- **AIM OF THE EXERCISE**: Only lines with the word "output" belong in the answer; copy them from the records below.

Data about app and page elements

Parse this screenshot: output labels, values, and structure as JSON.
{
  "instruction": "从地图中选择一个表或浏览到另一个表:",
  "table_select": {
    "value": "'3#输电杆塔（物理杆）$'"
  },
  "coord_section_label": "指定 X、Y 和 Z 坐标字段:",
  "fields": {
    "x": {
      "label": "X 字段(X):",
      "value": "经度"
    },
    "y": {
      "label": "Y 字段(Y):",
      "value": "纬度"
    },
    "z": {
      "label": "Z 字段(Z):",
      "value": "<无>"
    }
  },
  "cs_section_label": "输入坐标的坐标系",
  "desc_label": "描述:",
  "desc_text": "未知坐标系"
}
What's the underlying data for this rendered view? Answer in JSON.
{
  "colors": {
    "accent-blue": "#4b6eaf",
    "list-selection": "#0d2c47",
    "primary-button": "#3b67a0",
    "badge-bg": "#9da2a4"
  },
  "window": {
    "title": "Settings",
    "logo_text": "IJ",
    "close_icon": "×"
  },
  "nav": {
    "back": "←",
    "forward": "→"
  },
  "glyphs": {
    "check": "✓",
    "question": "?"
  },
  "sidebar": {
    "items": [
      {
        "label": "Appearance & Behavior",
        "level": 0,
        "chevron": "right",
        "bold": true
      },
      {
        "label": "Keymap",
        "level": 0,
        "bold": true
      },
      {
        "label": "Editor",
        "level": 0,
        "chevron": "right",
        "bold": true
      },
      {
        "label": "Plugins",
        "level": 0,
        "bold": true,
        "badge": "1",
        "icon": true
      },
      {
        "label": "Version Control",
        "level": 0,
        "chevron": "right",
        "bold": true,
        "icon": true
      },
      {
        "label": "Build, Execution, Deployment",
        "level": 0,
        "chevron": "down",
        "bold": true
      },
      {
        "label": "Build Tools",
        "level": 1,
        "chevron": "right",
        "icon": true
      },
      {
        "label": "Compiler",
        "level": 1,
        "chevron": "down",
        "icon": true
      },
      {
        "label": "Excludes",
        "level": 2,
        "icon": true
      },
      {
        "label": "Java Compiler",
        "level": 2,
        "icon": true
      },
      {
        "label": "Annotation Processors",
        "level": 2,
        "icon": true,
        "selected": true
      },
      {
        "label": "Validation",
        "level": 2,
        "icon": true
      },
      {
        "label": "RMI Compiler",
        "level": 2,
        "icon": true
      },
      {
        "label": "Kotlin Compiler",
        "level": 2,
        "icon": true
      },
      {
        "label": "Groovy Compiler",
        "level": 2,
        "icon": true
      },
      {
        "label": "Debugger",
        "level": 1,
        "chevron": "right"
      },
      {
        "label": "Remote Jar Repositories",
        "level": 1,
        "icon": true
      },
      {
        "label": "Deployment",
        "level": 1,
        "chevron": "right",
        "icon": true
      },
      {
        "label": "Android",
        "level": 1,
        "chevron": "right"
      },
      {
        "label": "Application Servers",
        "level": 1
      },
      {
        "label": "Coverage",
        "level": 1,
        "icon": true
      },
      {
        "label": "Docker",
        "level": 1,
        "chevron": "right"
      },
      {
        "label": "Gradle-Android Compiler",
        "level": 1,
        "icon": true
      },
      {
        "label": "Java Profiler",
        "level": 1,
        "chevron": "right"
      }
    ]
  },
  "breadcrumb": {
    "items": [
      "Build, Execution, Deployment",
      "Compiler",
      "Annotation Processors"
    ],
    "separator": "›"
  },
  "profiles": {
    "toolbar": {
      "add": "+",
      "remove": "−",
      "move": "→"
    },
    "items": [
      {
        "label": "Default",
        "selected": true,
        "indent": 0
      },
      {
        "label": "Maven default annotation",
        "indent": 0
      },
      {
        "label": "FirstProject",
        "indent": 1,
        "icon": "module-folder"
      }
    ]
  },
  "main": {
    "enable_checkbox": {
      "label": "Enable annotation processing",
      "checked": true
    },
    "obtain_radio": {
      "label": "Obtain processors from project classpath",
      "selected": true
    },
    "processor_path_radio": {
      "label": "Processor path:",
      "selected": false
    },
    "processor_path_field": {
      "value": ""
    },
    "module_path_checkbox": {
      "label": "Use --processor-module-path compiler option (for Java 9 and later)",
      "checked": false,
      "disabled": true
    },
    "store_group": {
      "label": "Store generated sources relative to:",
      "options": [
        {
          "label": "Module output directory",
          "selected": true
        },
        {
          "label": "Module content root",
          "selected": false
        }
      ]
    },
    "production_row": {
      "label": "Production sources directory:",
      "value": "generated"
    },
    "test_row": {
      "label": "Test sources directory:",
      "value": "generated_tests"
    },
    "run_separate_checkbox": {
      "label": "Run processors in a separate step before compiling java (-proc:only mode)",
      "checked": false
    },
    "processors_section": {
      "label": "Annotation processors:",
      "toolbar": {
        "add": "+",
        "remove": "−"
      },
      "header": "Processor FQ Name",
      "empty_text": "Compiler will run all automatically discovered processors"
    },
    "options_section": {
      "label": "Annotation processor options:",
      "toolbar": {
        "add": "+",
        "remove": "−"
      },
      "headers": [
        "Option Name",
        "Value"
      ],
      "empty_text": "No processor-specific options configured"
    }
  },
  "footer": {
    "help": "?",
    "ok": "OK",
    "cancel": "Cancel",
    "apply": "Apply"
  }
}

- **RESPONSE TO THIS TASK**:
Parse this screenshot: output labels, values, and structure as JSON.
          "label": "Module output directory",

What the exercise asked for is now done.